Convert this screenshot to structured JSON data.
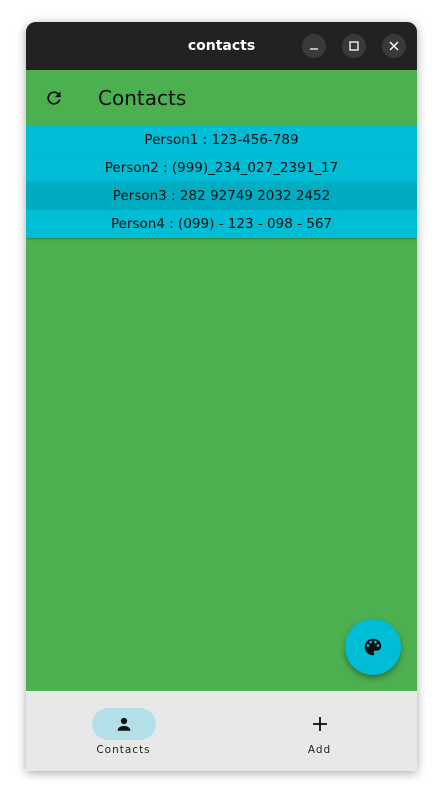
{
  "window": {
    "title": "contacts"
  },
  "appbar": {
    "title": "Contacts",
    "refresh_icon": "refresh-icon"
  },
  "contacts": [
    "Person1 : 123-456-789",
    "Person2 : (999)_234_027_2391_17",
    "Person3 : 282 92749 2032 2452",
    "Person4 : (099) - 123 - 098 - 567"
  ],
  "fab": {
    "icon": "palette-icon"
  },
  "navbar": {
    "items": [
      {
        "label": "Contacts",
        "icon": "person-icon",
        "selected": true
      },
      {
        "label": "Add",
        "icon": "plus-icon",
        "selected": false
      }
    ]
  },
  "colors": {
    "background": "#4caf50",
    "accent": "#00bcd4",
    "titlebar": "#222222",
    "navbar": "#e8e8e8",
    "nav_indicator": "#b2dfe8"
  }
}
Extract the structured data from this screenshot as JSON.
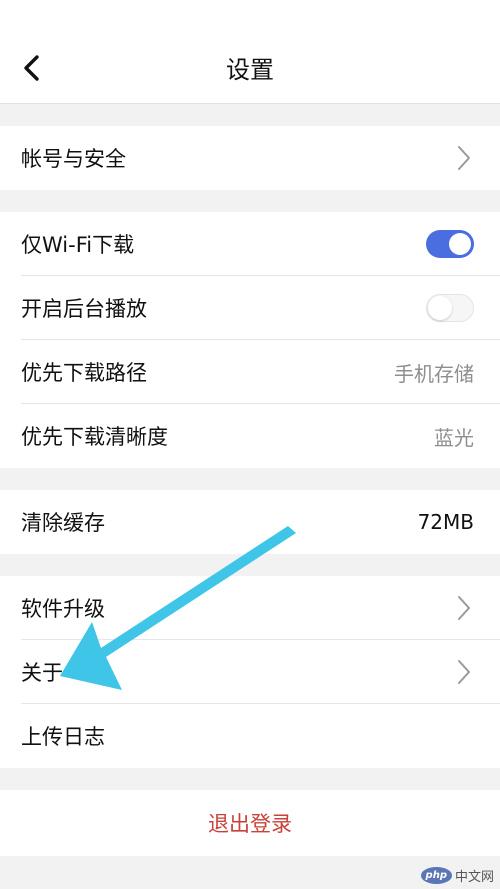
{
  "header": {
    "title": "设置",
    "back_icon": "chevron-left-icon"
  },
  "groups": {
    "account": {
      "label": "帐号与安全"
    },
    "download": {
      "wifi_only_label": "仅Wi-Fi下载",
      "wifi_only_enabled": true,
      "background_play_label": "开启后台播放",
      "background_play_enabled": false,
      "download_path_label": "优先下载路径",
      "download_path_value": "手机存储",
      "download_quality_label": "优先下载清晰度",
      "download_quality_value": "蓝光"
    },
    "cache": {
      "label": "清除缓存",
      "value": "72MB"
    },
    "about": {
      "upgrade_label": "软件升级",
      "about_label": "关于",
      "upload_log_label": "上传日志"
    }
  },
  "logout": {
    "label": "退出登录"
  },
  "colors": {
    "toggle_on": "#4a6ee0",
    "logout_text": "#c8413a",
    "annotation_arrow": "#3fc5e8"
  },
  "watermark": {
    "badge": "php",
    "site": "中文网"
  }
}
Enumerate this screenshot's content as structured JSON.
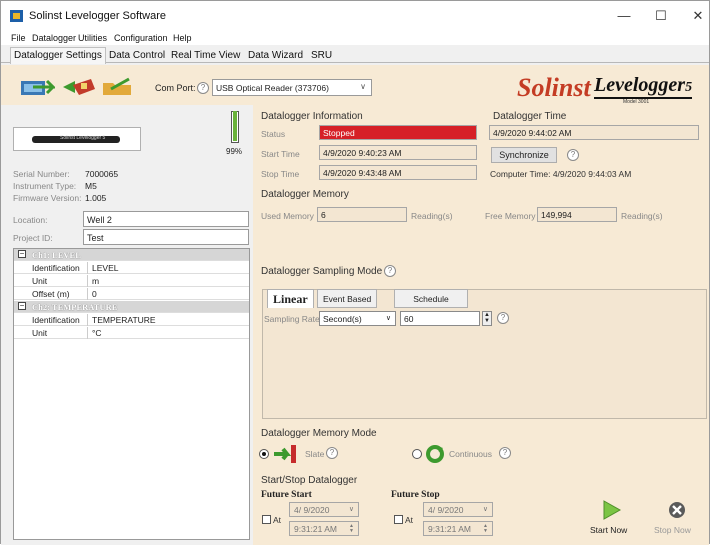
{
  "window": {
    "title": "Solinst Levelogger Software"
  },
  "menu": [
    "File",
    "Datalogger",
    "Utilities",
    "Configuration",
    "Help"
  ],
  "tabs": [
    "Datalogger Settings",
    "Data Control",
    "Real Time View",
    "Data Wizard",
    "SRU"
  ],
  "toolbar": {
    "com_port_label": "Com Port:",
    "com_port_value": "USB Optical Reader (373706)",
    "logo_brand": "Solinst",
    "logo_product": "Levelogger",
    "logo_version": "5",
    "logo_model": "Model 3001"
  },
  "device": {
    "image_label": "Solinst Levelogger 5",
    "battery_pct": "99%",
    "battery_level": 0.99,
    "serial_label": "Serial Number:",
    "serial_value": "7000065",
    "type_label": "Instrument Type:",
    "type_value": "M5",
    "firmware_label": "Firmware Version:",
    "firmware_value": "1.005",
    "location_label": "Location:",
    "location_value": "Well 2",
    "project_label": "Project ID:",
    "project_value": "Test"
  },
  "channels": [
    {
      "name": "Ch1: LEVEL",
      "rows": [
        [
          "Identification",
          "LEVEL"
        ],
        [
          "Unit",
          "m"
        ],
        [
          "Offset (m)",
          "0"
        ]
      ]
    },
    {
      "name": "Ch2: TEMPERATURE",
      "rows": [
        [
          "Identification",
          "TEMPERATURE"
        ],
        [
          "Unit",
          "°C"
        ]
      ]
    }
  ],
  "datalogger_info": {
    "title": "Datalogger Information",
    "status_label": "Status",
    "status_value": "Stopped",
    "start_label": "Start Time",
    "start_value": "4/9/2020 9:40:23 AM",
    "stop_label": "Stop Time",
    "stop_value": "4/9/2020 9:43:48 AM"
  },
  "datalogger_time": {
    "title": "Datalogger Time",
    "value": "4/9/2020 9:44:02 AM",
    "sync_label": "Synchronize",
    "computer_time": "Computer Time: 4/9/2020 9:44:03 AM"
  },
  "memory": {
    "title": "Datalogger Memory",
    "used_label": "Used Memory",
    "used_value": "6",
    "used_unit": "Reading(s)",
    "free_label": "Free Memory",
    "free_value": "149,994",
    "free_unit": "Reading(s)"
  },
  "sampling": {
    "title": "Datalogger Sampling Mode",
    "tabs": [
      "Linear",
      "Event Based",
      "Schedule"
    ],
    "rate_label": "Sampling Rate",
    "rate_unit": "Second(s)",
    "rate_value": "60"
  },
  "memory_mode": {
    "title": "Datalogger Memory Mode",
    "slate_label": "Slate",
    "continuous_label": "Continuous"
  },
  "start_stop": {
    "title": "Start/Stop Datalogger",
    "future_start": "Future Start",
    "future_stop": "Future Stop",
    "at_label": "At",
    "start_date": "4/ 9/2020",
    "start_time": "9:31:21 AM",
    "stop_date": "4/ 9/2020",
    "stop_time": "9:31:21 AM",
    "start_now": "Start Now",
    "stop_now": "Stop Now"
  },
  "colors": {
    "accent_panel": "#f7ead5",
    "status_red": "#d62027",
    "logo_red": "#c43c24"
  }
}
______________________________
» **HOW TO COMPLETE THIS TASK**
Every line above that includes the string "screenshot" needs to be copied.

» **EXPECTED OUTPUT**
Convert this screenshot to structured JSON data.
Extract the structured data from this screenshot as JSON.
Enumerate this screenshot's content as structured JSON.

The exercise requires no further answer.